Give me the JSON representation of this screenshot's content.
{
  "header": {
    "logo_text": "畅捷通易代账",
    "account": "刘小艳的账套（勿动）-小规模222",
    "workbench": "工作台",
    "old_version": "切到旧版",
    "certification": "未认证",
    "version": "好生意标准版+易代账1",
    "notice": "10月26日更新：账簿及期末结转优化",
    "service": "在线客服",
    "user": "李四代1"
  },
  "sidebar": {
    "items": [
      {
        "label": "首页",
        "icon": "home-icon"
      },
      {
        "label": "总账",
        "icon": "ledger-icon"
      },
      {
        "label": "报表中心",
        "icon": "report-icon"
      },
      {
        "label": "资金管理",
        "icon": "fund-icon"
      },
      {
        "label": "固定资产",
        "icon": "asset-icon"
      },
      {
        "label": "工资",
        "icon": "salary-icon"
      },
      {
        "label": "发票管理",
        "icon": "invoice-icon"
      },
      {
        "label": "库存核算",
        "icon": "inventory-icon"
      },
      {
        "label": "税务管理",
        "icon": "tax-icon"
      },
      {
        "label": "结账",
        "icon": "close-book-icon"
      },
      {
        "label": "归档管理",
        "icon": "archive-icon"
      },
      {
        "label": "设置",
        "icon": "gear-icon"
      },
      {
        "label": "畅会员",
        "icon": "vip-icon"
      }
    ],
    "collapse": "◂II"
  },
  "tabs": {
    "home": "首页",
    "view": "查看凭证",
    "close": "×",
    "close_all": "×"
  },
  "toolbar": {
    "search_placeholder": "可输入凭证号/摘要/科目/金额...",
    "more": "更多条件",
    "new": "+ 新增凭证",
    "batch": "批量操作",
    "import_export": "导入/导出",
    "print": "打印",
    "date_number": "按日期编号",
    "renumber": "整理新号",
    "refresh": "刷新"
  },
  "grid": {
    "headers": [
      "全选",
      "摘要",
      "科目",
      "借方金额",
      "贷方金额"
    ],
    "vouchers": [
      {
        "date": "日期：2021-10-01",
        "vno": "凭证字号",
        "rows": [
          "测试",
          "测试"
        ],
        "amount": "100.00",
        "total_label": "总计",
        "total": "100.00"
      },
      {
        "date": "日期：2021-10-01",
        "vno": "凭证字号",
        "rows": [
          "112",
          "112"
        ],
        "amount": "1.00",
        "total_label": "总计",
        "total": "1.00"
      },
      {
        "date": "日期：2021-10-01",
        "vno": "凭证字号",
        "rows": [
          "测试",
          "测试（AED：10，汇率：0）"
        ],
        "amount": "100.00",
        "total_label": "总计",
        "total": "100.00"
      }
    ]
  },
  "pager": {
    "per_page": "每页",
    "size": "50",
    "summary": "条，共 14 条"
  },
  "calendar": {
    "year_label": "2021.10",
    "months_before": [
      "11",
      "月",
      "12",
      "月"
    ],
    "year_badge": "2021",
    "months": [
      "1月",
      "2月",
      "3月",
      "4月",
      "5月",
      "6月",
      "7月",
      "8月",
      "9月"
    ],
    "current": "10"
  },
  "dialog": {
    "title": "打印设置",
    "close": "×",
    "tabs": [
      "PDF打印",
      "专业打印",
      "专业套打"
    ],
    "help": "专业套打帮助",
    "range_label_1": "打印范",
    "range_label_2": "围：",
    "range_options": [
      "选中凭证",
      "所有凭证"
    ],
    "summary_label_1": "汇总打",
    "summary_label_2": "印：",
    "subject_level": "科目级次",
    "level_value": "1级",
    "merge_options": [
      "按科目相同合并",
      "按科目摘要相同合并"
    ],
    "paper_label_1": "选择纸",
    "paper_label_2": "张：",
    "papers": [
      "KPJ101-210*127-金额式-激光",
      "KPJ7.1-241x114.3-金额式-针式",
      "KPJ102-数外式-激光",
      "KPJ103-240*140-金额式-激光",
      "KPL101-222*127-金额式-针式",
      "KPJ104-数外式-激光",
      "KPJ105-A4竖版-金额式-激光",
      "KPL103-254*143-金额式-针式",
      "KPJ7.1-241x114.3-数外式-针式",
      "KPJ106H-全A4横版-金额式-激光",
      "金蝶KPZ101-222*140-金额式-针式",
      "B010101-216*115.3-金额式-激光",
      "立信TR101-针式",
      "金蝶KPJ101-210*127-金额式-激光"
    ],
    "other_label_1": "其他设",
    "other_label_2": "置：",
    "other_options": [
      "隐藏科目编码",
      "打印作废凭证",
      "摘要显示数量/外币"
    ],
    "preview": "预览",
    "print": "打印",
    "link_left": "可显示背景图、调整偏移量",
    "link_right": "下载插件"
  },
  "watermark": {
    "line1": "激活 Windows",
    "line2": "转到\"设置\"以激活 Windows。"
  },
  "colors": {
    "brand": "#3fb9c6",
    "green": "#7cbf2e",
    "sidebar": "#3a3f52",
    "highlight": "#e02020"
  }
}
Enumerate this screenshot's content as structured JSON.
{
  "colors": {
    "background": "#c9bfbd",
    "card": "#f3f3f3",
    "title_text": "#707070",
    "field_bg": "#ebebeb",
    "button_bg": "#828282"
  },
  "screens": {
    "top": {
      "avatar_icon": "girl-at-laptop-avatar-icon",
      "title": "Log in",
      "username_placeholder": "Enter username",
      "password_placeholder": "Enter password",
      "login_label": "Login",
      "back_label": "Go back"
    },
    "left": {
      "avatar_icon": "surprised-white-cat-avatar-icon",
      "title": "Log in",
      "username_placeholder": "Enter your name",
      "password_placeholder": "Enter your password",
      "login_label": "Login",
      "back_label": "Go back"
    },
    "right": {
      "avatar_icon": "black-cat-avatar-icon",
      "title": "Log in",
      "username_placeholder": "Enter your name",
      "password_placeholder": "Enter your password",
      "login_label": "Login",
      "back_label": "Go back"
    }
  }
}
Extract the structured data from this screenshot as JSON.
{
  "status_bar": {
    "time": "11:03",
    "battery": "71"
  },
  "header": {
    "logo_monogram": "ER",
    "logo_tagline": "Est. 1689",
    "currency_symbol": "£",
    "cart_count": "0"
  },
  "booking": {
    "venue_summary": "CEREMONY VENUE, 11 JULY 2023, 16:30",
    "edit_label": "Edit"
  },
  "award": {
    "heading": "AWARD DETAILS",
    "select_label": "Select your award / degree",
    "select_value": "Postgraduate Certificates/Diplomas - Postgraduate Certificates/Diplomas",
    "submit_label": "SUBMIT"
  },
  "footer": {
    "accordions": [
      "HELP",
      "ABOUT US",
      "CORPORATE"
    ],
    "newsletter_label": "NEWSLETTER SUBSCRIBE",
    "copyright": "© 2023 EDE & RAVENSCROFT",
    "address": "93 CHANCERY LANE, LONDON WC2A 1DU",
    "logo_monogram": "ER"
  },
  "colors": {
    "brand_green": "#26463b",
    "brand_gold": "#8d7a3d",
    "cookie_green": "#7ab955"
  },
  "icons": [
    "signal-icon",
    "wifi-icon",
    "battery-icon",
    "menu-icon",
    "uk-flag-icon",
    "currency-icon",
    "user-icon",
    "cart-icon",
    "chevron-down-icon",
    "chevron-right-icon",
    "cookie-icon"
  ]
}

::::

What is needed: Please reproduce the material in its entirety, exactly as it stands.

The completed task:
Give me the JSON representation of this screenshot's content.
{
  "header": {
    "logo_text": "畅捷通易代账",
    "account": "刘小艳的账套（勿动）-小规模222",
    "workbench": "工作台",
    "old_version": "切到旧版",
    "certification": "未认证",
    "version": "好生意标准版+易代账1",
    "notice": "10月26日更新：账簿及期末结转优化",
    "service": "在线客服",
    "user": "李四代1"
  },
  "sidebar": {
    "items": [
      {
        "label": "首页",
        "icon": "home-icon"
      },
      {
        "label": "总账",
        "icon": "ledger-icon"
      },
      {
        "label": "报表中心",
        "icon": "report-icon"
      },
      {
        "label": "资金管理",
        "icon": "fund-icon"
      },
      {
        "label": "固定资产",
        "icon": "asset-icon"
      },
      {
        "label": "工资",
        "icon": "salary-icon"
      },
      {
        "label": "发票管理",
        "icon": "invoice-icon"
      },
      {
        "label": "库存核算",
        "icon": "inventory-icon"
      },
      {
        "label": "税务管理",
        "icon": "tax-icon"
      },
      {
        "label": "结账",
        "icon": "close-book-icon"
      },
      {
        "label": "归档管理",
        "icon": "archive-icon"
      },
      {
        "label": "设置",
        "icon": "gear-icon"
      },
      {
        "label": "畅会员",
        "icon": "vip-icon"
      }
    ],
    "collapse": "◂II"
  },
  "tabs": {
    "home": "首页",
    "view": "查看凭证",
    "close": "×",
    "close_all": "×"
  },
  "toolbar": {
    "search_placeholder": "可输入凭证号/摘要/科目/金额...",
    "more": "更多条件",
    "new": "+ 新增凭证",
    "batch": "批量操作",
    "import_export": "导入/导出",
    "print": "打印",
    "date_number": "按日期编号",
    "renumber": "整理新号",
    "refresh": "刷新"
  },
  "grid": {
    "headers": [
      "全选",
      "摘要",
      "科目",
      "借方金额",
      "贷方金额"
    ],
    "vouchers": [
      {
        "date": "日期：2021-10-01",
        "vno": "凭证字号",
        "rows": [
          "测试",
          "测试"
        ],
        "amount": "100.00",
        "total_label": "总计",
        "total": "100.00"
      },
      {
        "date": "日期：2021-10-01",
        "vno": "凭证字号",
        "rows": [
          "112",
          "112"
        ],
        "amount": "1.00",
        "total_label": "总计",
        "total": "1.00"
      },
      {
        "date": "日期：2021-10-01",
        "vno": "凭证字号",
        "rows": [
          "测试",
          "测试（AED：10，汇率：0）"
        ],
        "amount": "100.00",
        "total_label": "总计",
        "total": "100.00"
      }
    ]
  },
  "pager": {
    "per_page": "每页",
    "size": "50",
    "summary": "条，共 14 条"
  },
  "calendar": {
    "year_label": "2021.10",
    "months_before": [
      "11",
      "月",
      "12",
      "月"
    ],
    "year_badge": "2021",
    "months": [
      "1月",
      "2月",
      "3月",
      "4月",
      "5月",
      "6月",
      "7月",
      "8月",
      "9月"
    ],
    "current": "10"
  },
  "dialog": {
    "title": "打印设置",
    "close": "×",
    "tabs": [
      "PDF打印",
      "专业打印",
      "专业套打"
    ],
    "help": "专业套打帮助",
    "range_label_1": "打印范",
    "range_label_2": "围：",
    "range_options": [
      "选中凭证",
      "所有凭证"
    ],
    "summary_label_1": "汇总打",
    "summary_label_2": "印：",
    "subject_level": "科目级次",
    "level_value": "1级",
    "merge_options": [
      "按科目相同合并",
      "按科目摘要相同合并"
    ],
    "paper_label_1": "选择纸",
    "paper_label_2": "张：",
    "papers": [
      "KPJ101-210*127-金额式-激光",
      "KPJ7.1-241x114.3-金额式-针式",
      "KPJ102-数外式-激光",
      "KPJ103-240*140-金额式-激光",
      "KPL101-222*127-金额式-针式",
      "KPJ104-数外式-激光",
      "KPJ105-A4竖版-金额式-激光",
      "KPL103-254*143-金额式-针式",
      "KPJ7.1-241x114.3-数外式-针式",
      "KPJ106H-全A4横版-金额式-激光",
      "金蝶KPZ101-222*140-金额式-针式",
      "B010101-216*115.3-金额式-激光",
      "立信TR101-针式",
      "金蝶KPJ101-210*127-金额式-激光"
    ],
    "other_label_1": "其他设",
    "other_label_2": "置：",
    "other_options": [
      "隐藏科目编码",
      "打印作废凭证",
      "摘要显示数量/外币"
    ],
    "preview": "预览",
    "print": "打印",
    "link_left": "可显示背景图、调整偏移量",
    "link_right": "下载插件"
  },
  "watermark": {
    "line1": "激活 Windows",
    "line2": "转到\"设置\"以激活 Windows。"
  },
  "colors": {
    "brand": "#3fb9c6",
    "green": "#7cbf2e",
    "sidebar": "#3a3f52",
    "highlight": "#e02020"
  }
}
Enumerate this screenshot's content as structured JSON.
{
  "colors": {
    "background": "#c9bfbd",
    "card": "#f3f3f3",
    "title_text": "#707070",
    "field_bg": "#ebebeb",
    "button_bg": "#828282"
  },
  "screens": {
    "top": {
      "avatar_icon": "girl-at-laptop-avatar-icon",
      "title": "Log in",
      "username_placeholder": "Enter username",
      "password_placeholder": "Enter password",
      "login_label": "Login",
      "back_label": "Go back"
    },
    "left": {
      "avatar_icon": "surprised-white-cat-avatar-icon",
      "title": "Log in",
      "username_placeholder": "Enter your name",
      "password_placeholder": "Enter your password",
      "login_label": "Login",
      "back_label": "Go back"
    },
    "right": {
      "avatar_icon": "black-cat-avatar-icon",
      "title": "Log in",
      "username_placeholder": "Enter your name",
      "password_placeholder": "Enter your password",
      "login_label": "Login",
      "back_label": "Go back"
    }
  }
}
Extract the structured data from this screenshot as JSON.
{
  "status_bar": {
    "time": "11:03",
    "battery": "71"
  },
  "header": {
    "logo_monogram": "ER",
    "logo_tagline": "Est. 1689",
    "currency_symbol": "£",
    "cart_count": "0"
  },
  "booking": {
    "venue_summary": "CEREMONY VENUE, 11 JULY 2023, 16:30",
    "edit_label": "Edit"
  },
  "award": {
    "heading": "AWARD DETAILS",
    "select_label": "Select your award / degree",
    "select_value": "Postgraduate Certificates/Diplomas - Postgraduate Certificates/Diplomas",
    "submit_label": "SUBMIT"
  },
  "footer": {
    "accordions": [
      "HELP",
      "ABOUT US",
      "CORPORATE"
    ],
    "newsletter_label": "NEWSLETTER SUBSCRIBE",
    "copyright": "© 2023 EDE & RAVENSCROFT",
    "address": "93 CHANCERY LANE, LONDON WC2A 1DU",
    "logo_monogram": "ER"
  },
  "colors": {
    "brand_green": "#26463b",
    "brand_gold": "#8d7a3d",
    "cookie_green": "#7ab955"
  },
  "icons": [
    "signal-icon",
    "wifi-icon",
    "battery-icon",
    "menu-icon",
    "uk-flag-icon",
    "currency-icon",
    "user-icon",
    "cart-icon",
    "chevron-down-icon",
    "chevron-right-icon",
    "cookie-icon"
  ]
}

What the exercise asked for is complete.